The functions of the war correspondent, so far as I can ascertain, is to sit up on the reverse slopes of hills where honored guests cannot be injured, and from there to listen to the crack of rifles and vainly search the dim distance for the men who are doing the shooting; to receive orders from headquarters as to what he may or may not do; to submit daily to the censor his conjectures and military secrets, and to observe article 4 of the printed First Army Regulations—to wit: “Press correspondents should look and behave decently, and should never do anything disorderly, and should never enter the office rooms of the headquarters.”

With one exception, the correspondents with the first army are what is called “cable” men. Theirs is the task to cable, telegraph, use runners and whatever means to hand to get news out of the country as quickly as possible. There is the censor to begin with. What little news they do manage to glean is pretty well emasculated by him before it is allowed to start. At the very earliest it will arrive in Japan five days later. From Japan it radiates to the rest of the world. But the headquarters is connected directly with Tokyo by wire. That is to say, the headquarters news beats the correspondents’ news to Tokyo by five days.

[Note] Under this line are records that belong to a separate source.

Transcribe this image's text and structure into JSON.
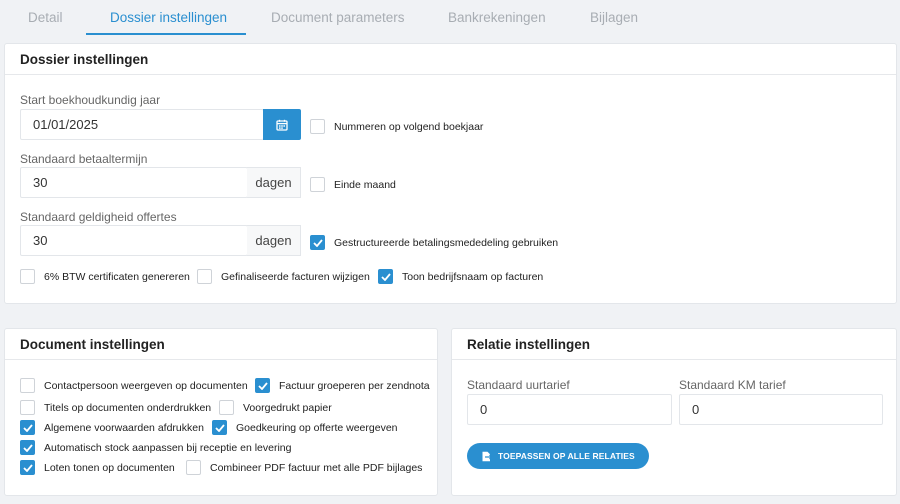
{
  "tabs": [
    {
      "label": "Detail"
    },
    {
      "label": "Dossier instellingen"
    },
    {
      "label": "Document parameters"
    },
    {
      "label": "Bankrekeningen"
    },
    {
      "label": "Bijlagen"
    }
  ],
  "dossier": {
    "title": "Dossier instellingen",
    "start_label": "Start boekhoudkundig jaar",
    "start_value": "01/01/2025",
    "payment_label": "Standaard betaaltermijn",
    "payment_value": "30",
    "payment_unit": "dagen",
    "validity_label": "Standaard geldigheid offertes",
    "validity_value": "30",
    "validity_unit": "dagen",
    "checkboxes": {
      "numbering": {
        "label": "Nummeren op volgend boekjaar",
        "checked": false
      },
      "end_month": {
        "label": "Einde maand",
        "checked": false
      },
      "structured": {
        "label": "Gestructureerde betalingsmededeling gebruiken",
        "checked": true
      },
      "vat6": {
        "label": "6% BTW certificaten genereren",
        "checked": false
      },
      "finalized": {
        "label": "Gefinaliseerde facturen wijzigen",
        "checked": false
      },
      "company_name": {
        "label": "Toon bedrijfsnaam op facturen",
        "checked": true
      }
    }
  },
  "document": {
    "title": "Document instellingen",
    "checkboxes": {
      "contact": {
        "label": "Contactpersoon weergeven op documenten",
        "checked": false
      },
      "group_invoice": {
        "label": "Factuur groeperen per zendnota",
        "checked": true
      },
      "suppress_titles": {
        "label": "Titels op documenten onderdrukken",
        "checked": false
      },
      "preprinted": {
        "label": "Voorgedrukt papier",
        "checked": false
      },
      "terms": {
        "label": "Algemene voorwaarden afdrukken",
        "checked": true
      },
      "approval": {
        "label": "Goedkeuring op offerte weergeven",
        "checked": true
      },
      "stock": {
        "label": "Automatisch stock aanpassen bij receptie en levering",
        "checked": true
      },
      "lots": {
        "label": "Loten tonen op documenten",
        "checked": true
      },
      "combine_pdf": {
        "label": "Combineer PDF factuur met alle PDF bijlages",
        "checked": false
      }
    }
  },
  "relatie": {
    "title": "Relatie instellingen",
    "hourly_label": "Standaard uurtarief",
    "hourly_value": "0",
    "km_label": "Standaard KM tarief",
    "km_value": "0",
    "apply_label": "TOEPASSEN OP ALLE RELATIES"
  },
  "colors": {
    "accent": "#2a8fd0",
    "background": "#f0f2f5"
  },
  "icons": {
    "calendar": "calendar-icon",
    "check": "check-icon",
    "apply": "apply-icon"
  }
}
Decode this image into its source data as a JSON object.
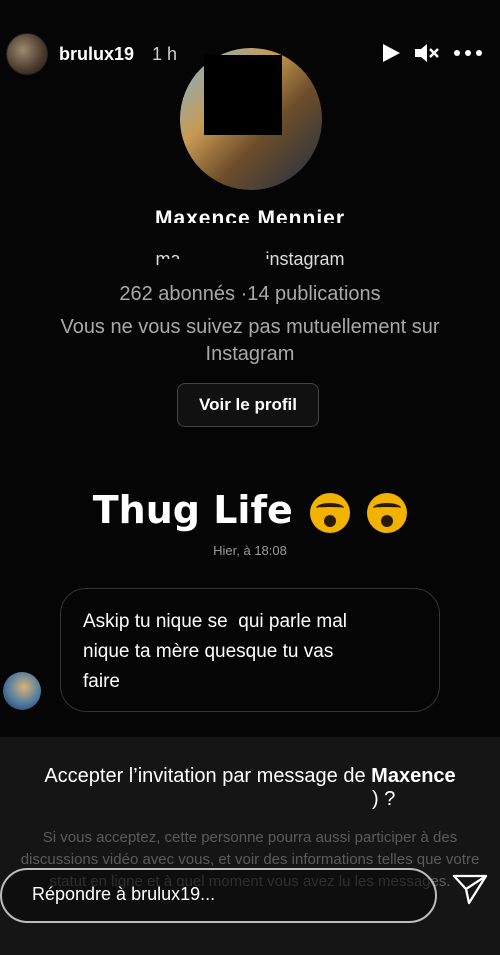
{
  "story": {
    "username": "brulux19",
    "time": "1 h"
  },
  "controls": {
    "play": "play-icon",
    "mute": "mute-icon",
    "more": "more-icon"
  },
  "profile": {
    "display_name": "Maxence Mennier",
    "handle": "ma.......  .........instagram",
    "stats": "262 abonnés ·14 publications",
    "mutual": "Vous ne vous suivez pas mutuellement sur Instagram",
    "view_profile_button": "Voir le profil"
  },
  "chat": {
    "thug_text": "Thug Life",
    "timestamp": "Hier, à 18:08",
    "message_lines": [
      "Askip tu nique se  qui parle mal",
      "nique ta mère quesque tu vas",
      "faire"
    ]
  },
  "request_panel": {
    "title_prefix": "Accepter l’invitation par message de ",
    "title_name": "Maxence",
    "title_suffix": ") ?",
    "info": "Si vous acceptez, cette personne pourra aussi participer à des discussions vidéo avec vous, et voir des informations telles que votre statut en ligne et à quel moment vous avez lu les messages."
  },
  "reply": {
    "placeholder": "Répondre à brulux19..."
  }
}
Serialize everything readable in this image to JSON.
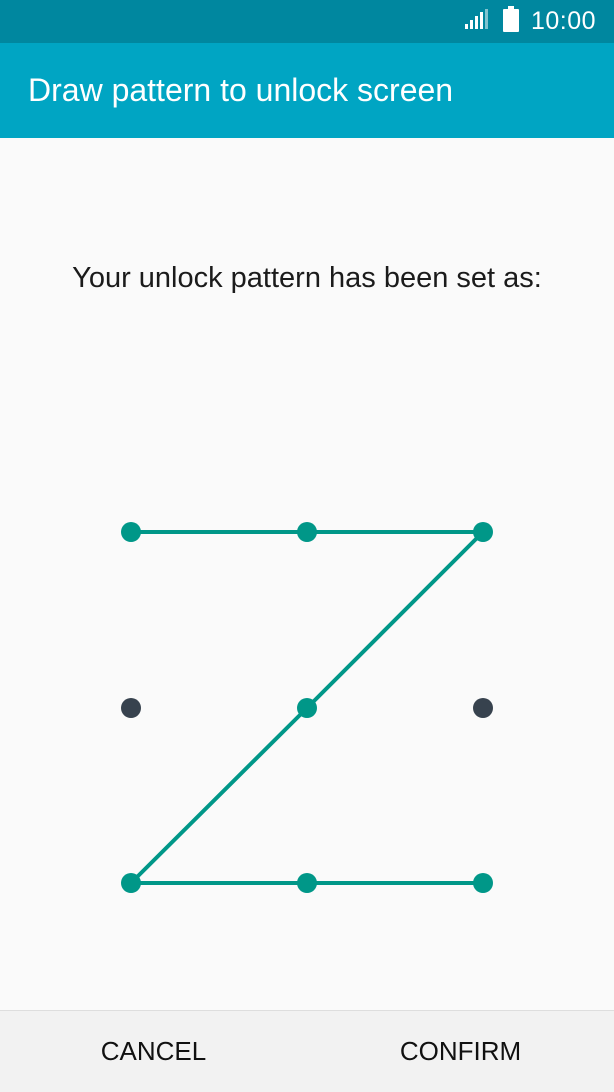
{
  "status_bar": {
    "time": "10:00",
    "icons": [
      "signal-icon",
      "battery-icon"
    ]
  },
  "app_bar": {
    "title": "Draw pattern to unlock screen"
  },
  "main": {
    "message": "Your unlock pattern has been set as:",
    "pattern": {
      "grid_size": 3,
      "sequence": [
        1,
        2,
        3,
        5,
        7,
        8,
        9
      ],
      "active_color": "#009788",
      "inactive_color": "#37424e"
    }
  },
  "buttons": {
    "cancel_label": "CANCEL",
    "confirm_label": "CONFIRM"
  }
}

Not only that, for it has full details and is correct. In addition, the powers that be at Tokyo are more liberal than the first army censor, so that Tokyo makes public to the world a full account five days before the “cable” men’s accounts begin to arrive. If other nations in future wars imitate the Japanese in this, the “cable” men would cease to exist. There would be no reason for them to exist. The regular news-gatherers in the capitals of the contending countries would serve the purpose just as well and a great deal better.

Remains the writing man. Long-range fighting, supervising officers who lead him about in the rear as Cook’s tourists are led about Rome and Paris, military secrets, and censors do for him. When he has described two or three invisible battles and has had his conjectures trimmed down by the censor, he is done for. He can’t go on describing the sound of rifles and guns, the bursting of shell and shrapnel, and the occasional moving specks for a whole campaign. Nor can he go on describing the transport trains in the rear, the only things he sees too much of and which, as yet, have not been placed under the taboo of military secret.

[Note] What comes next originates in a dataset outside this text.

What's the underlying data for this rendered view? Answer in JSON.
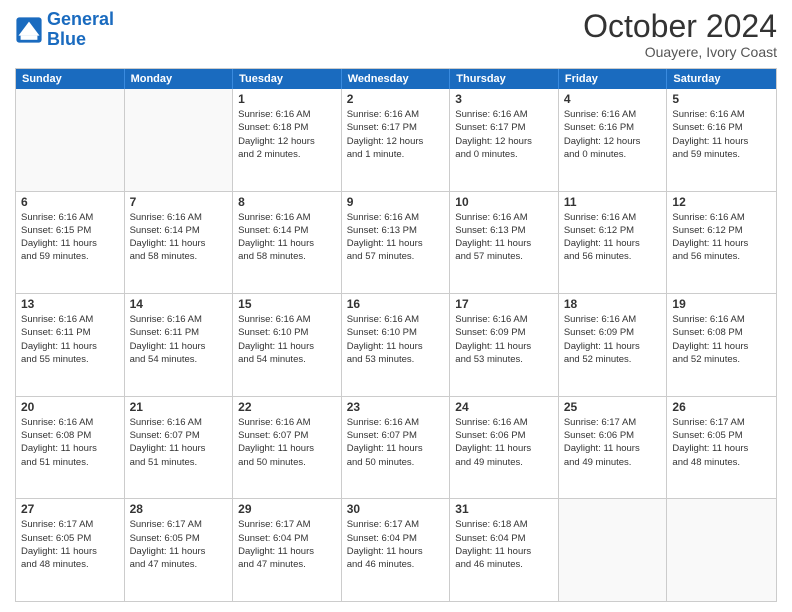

Personally, I entered upon this campaign with the most gorgeous conceptions of what a war correspondent’s work in the world must be. I knew that the mortality of war correspondents was said to be greater, in proportion to numbers, than the mortality of soldiers. I remembered, during the siege of Khartoum and the attempted relief by Wolseley, the deaths in battle of a number of correspondents. I had read “The Light that Failed.” I remembered Stephen Crane’s descriptions of being under fire in Cuba. I had heard—God wot, was there aught I had not heard?—of all sorts and conditions of correspondents in all sorts of battles and skirmishes, right in the thick of it, where life was keen and immortal moments were being lived. In brief, I came to war expecting to get thrills. My only thrills have been those of indignation and irritation.

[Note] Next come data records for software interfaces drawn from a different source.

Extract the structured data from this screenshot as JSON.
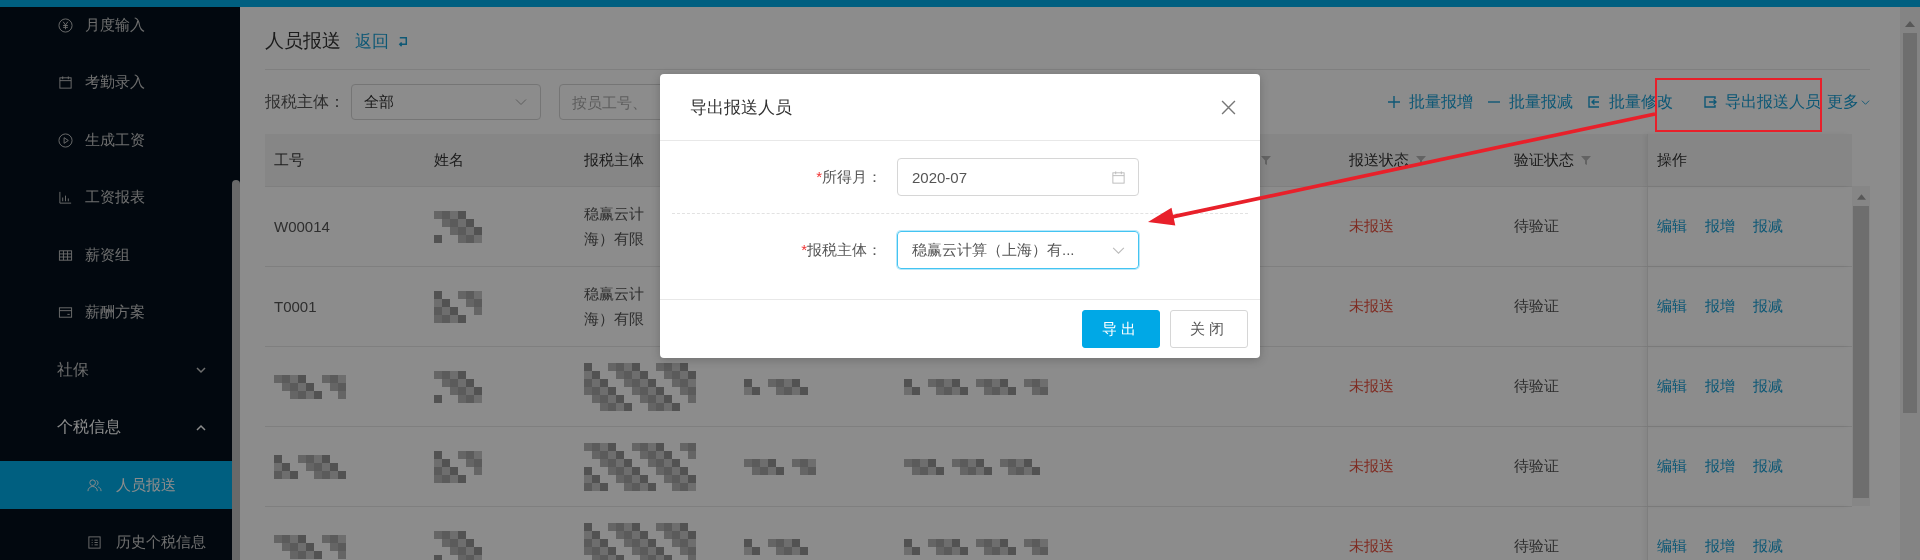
{
  "sidebar": {
    "items": [
      {
        "kind": "item",
        "label": "月度输入"
      },
      {
        "kind": "item",
        "label": "考勤录入"
      },
      {
        "kind": "item",
        "label": "生成工资"
      },
      {
        "kind": "item",
        "label": "工资报表"
      },
      {
        "kind": "item",
        "label": "薪资组"
      },
      {
        "kind": "item",
        "label": "薪酬方案"
      },
      {
        "kind": "group",
        "label": "社保",
        "expanded": false
      },
      {
        "kind": "group",
        "label": "个税信息",
        "expanded": true,
        "children": [
          {
            "label": "人员报送",
            "selected": true
          },
          {
            "label": "历史个税信息",
            "selected": false
          }
        ]
      }
    ]
  },
  "page": {
    "title": "人员报送",
    "back_link": "返回"
  },
  "filters": {
    "entity_label": "报税主体：",
    "entity_value": "全部",
    "search_placeholder": "按员工号、"
  },
  "toolbar": [
    {
      "kind": "add",
      "label": "批量报增",
      "highlighted": false
    },
    {
      "kind": "remove",
      "label": "批量报减",
      "highlighted": false
    },
    {
      "kind": "edit",
      "label": "批量修改",
      "highlighted": false
    },
    {
      "kind": "export",
      "label": "导出报送人员",
      "highlighted": true
    },
    {
      "kind": "more",
      "label": "更多",
      "highlighted": false
    }
  ],
  "table": {
    "columns": [
      {
        "label": "工号",
        "filterable": false
      },
      {
        "label": "姓名",
        "filterable": false
      },
      {
        "label": "报税主体",
        "filterable": false
      },
      {
        "filterable": true
      },
      {
        "label": "报送状态",
        "filterable": true
      },
      {
        "label": "验证状态",
        "filterable": true
      },
      {
        "label": "操作",
        "filterable": false
      }
    ],
    "rows": [
      {
        "redacted": false,
        "id": "W00014",
        "entity": [
          "稳赢云计",
          "海）有限"
        ],
        "status": {
          "kind": "unsent",
          "label": "未报送"
        },
        "verification": "待验证",
        "actions": [
          "编辑",
          "报增",
          "报减"
        ]
      },
      {
        "redacted": false,
        "id": "T0001",
        "entity": [
          "稳赢云计",
          "海）有限"
        ],
        "status": {
          "kind": "unsent",
          "label": "未报送"
        },
        "verification": "待验证",
        "actions": [
          "编辑",
          "报增",
          "报减"
        ]
      },
      {
        "redacted": true,
        "status": {
          "kind": "unsent",
          "label": "未报送"
        },
        "verification": "待验证",
        "actions": [
          "编辑",
          "报增",
          "报减"
        ]
      },
      {
        "redacted": true,
        "status": {
          "kind": "unsent",
          "label": "未报送"
        },
        "verification": "待验证",
        "actions": [
          "编辑",
          "报增",
          "报减"
        ]
      },
      {
        "redacted": true,
        "status": {
          "kind": "unsent",
          "label": "未报送"
        },
        "verification": "待验证",
        "actions": [
          "编辑",
          "报增",
          "报减"
        ]
      }
    ]
  },
  "dialog": {
    "title": "导出报送人员",
    "fields": [
      {
        "kind": "date",
        "required_mark": "*",
        "label": "所得月：",
        "value": "2020-07",
        "focused": false
      },
      {
        "kind": "select",
        "required_mark": "*",
        "label": "报税主体：",
        "value": "稳赢云计算（上海）有...",
        "focused": true
      }
    ],
    "buttons": [
      {
        "kind": "primary",
        "label": "导出"
      },
      {
        "kind": "default",
        "label": "关闭"
      }
    ]
  },
  "annotation": {
    "kind": "arrow"
  }
}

The work of Jack London and other American journalists is freely available at The Archive of American Journalism.